··· RECORDS TO PROCESS ···

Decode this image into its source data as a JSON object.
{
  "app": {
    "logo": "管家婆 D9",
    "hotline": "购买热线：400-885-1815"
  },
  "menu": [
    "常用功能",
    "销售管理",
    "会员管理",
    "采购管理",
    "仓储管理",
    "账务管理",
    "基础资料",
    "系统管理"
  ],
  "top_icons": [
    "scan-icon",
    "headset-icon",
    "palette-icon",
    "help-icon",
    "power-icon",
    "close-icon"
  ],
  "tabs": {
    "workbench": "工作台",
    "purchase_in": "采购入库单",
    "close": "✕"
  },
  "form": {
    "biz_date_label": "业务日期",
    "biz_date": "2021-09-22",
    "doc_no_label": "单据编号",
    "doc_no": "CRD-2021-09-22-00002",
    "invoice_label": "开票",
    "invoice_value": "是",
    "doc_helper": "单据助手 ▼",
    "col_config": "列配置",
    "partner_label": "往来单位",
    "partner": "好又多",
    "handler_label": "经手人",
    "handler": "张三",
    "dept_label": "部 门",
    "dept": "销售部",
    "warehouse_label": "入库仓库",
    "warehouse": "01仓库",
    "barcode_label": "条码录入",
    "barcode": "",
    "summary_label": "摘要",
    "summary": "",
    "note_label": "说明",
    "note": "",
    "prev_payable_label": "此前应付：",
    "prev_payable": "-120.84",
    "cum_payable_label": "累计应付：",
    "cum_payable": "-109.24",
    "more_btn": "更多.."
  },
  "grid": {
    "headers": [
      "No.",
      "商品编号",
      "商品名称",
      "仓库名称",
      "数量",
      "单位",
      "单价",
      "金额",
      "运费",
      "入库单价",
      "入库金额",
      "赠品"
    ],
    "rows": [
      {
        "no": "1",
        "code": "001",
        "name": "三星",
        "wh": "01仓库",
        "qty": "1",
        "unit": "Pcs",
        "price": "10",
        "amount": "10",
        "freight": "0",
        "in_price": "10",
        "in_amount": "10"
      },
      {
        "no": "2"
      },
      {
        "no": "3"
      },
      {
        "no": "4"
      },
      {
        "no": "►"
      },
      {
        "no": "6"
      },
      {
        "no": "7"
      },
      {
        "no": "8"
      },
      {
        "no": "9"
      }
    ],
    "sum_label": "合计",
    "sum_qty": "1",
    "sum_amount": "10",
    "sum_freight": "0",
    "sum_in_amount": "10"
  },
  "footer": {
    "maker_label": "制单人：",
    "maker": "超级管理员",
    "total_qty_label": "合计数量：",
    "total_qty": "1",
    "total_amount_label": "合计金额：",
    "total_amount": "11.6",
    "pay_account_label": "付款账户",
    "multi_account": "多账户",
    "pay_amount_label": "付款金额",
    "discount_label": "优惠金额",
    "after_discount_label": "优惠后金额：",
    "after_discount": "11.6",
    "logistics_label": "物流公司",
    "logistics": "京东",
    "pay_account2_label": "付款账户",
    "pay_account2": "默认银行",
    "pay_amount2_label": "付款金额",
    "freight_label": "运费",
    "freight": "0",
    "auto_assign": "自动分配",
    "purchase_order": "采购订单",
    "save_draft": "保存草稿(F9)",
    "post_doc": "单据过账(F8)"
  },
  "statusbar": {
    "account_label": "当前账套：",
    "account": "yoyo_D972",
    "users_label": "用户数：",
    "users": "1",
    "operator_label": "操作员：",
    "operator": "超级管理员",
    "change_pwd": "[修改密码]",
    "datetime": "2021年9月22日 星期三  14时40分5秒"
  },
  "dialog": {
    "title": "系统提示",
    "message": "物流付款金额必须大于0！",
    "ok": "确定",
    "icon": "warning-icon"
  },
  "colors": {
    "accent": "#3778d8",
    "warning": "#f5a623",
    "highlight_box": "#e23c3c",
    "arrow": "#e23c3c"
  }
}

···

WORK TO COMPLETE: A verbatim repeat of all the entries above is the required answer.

WRITTEN ANSWER:
Decode this image into its source data as a JSON object.
{
  "app": {
    "logo": "管家婆 D9",
    "hotline": "购买热线：400-885-1815"
  },
  "menu": [
    "常用功能",
    "销售管理",
    "会员管理",
    "采购管理",
    "仓储管理",
    "账务管理",
    "基础资料",
    "系统管理"
  ],
  "top_icons": [
    "scan-icon",
    "headset-icon",
    "palette-icon",
    "help-icon",
    "power-icon",
    "close-icon"
  ],
  "tabs": {
    "workbench": "工作台",
    "purchase_in": "采购入库单",
    "close": "✕"
  },
  "form": {
    "biz_date_label": "业务日期",
    "biz_date": "2021-09-22",
    "doc_no_label": "单据编号",
    "doc_no": "CRD-2021-09-22-00002",
    "invoice_label": "开票",
    "invoice_value": "是",
    "doc_helper": "单据助手 ▼",
    "col_config": "列配置",
    "partner_label": "往来单位",
    "partner": "好又多",
    "handler_label": "经手人",
    "handler": "张三",
    "dept_label": "部 门",
    "dept": "销售部",
    "warehouse_label": "入库仓库",
    "warehouse": "01仓库",
    "barcode_label": "条码录入",
    "barcode": "",
    "summary_label": "摘要",
    "summary": "",
    "note_label": "说明",
    "note": "",
    "prev_payable_label": "此前应付：",
    "prev_payable": "-120.84",
    "cum_payable_label": "累计应付：",
    "cum_payable": "-109.24",
    "more_btn": "更多.."
  },
  "grid": {
    "headers": [
      "No.",
      "商品编号",
      "商品名称",
      "仓库名称",
      "数量",
      "单位",
      "单价",
      "金额",
      "运费",
      "入库单价",
      "入库金额",
      "赠品"
    ],
    "rows": [
      {
        "no": "1",
        "code": "001",
        "name": "三星",
        "wh": "01仓库",
        "qty": "1",
        "unit": "Pcs",
        "price": "10",
        "amount": "10",
        "freight": "0",
        "in_price": "10",
        "in_amount": "10"
      },
      {
        "no": "2"
      },
      {
        "no": "3"
      },
      {
        "no": "4"
      },
      {
        "no": "►"
      },
      {
        "no": "6"
      },
      {
        "no": "7"
      },
      {
        "no": "8"
      },
      {
        "no": "9"
      }
    ],
    "sum_label": "合计",
    "sum_qty": "1",
    "sum_amount": "10",
    "sum_freight": "0",
    "sum_in_amount": "10"
  },
  "footer": {
    "maker_label": "制单人：",
    "maker": "超级管理员",
    "total_qty_label": "合计数量：",
    "total_qty": "1",
    "total_amount_label": "合计金额：",
    "total_amount": "11.6",
    "pay_account_label": "付款账户",
    "multi_account": "多账户",
    "pay_amount_label": "付款金额",
    "discount_label": "优惠金额",
    "after_discount_label": "优惠后金额：",
    "after_discount": "11.6",
    "logistics_label": "物流公司",
    "logistics": "京东",
    "pay_account2_label": "付款账户",
    "pay_account2": "默认银行",
    "pay_amount2_label": "付款金额",
    "freight_label": "运费",
    "freight": "0",
    "auto_assign": "自动分配",
    "purchase_order": "采购订单",
    "save_draft": "保存草稿(F9)",
    "post_doc": "单据过账(F8)"
  },
  "statusbar": {
    "account_label": "当前账套：",
    "account": "yoyo_D972",
    "users_label": "用户数：",
    "users": "1",
    "operator_label": "操作员：",
    "operator": "超级管理员",
    "change_pwd": "[修改密码]",
    "datetime": "2021年9月22日 星期三  14时40分5秒"
  },
  "dialog": {
    "title": "系统提示",
    "message": "物流付款金额必须大于0！",
    "ok": "确定",
    "icon": "warning-icon"
  },
  "colors": {
    "accent": "#3778d8",
    "warning": "#f5a623",
    "highlight_box": "#e23c3c",
    "arrow": "#e23c3c"
  }
}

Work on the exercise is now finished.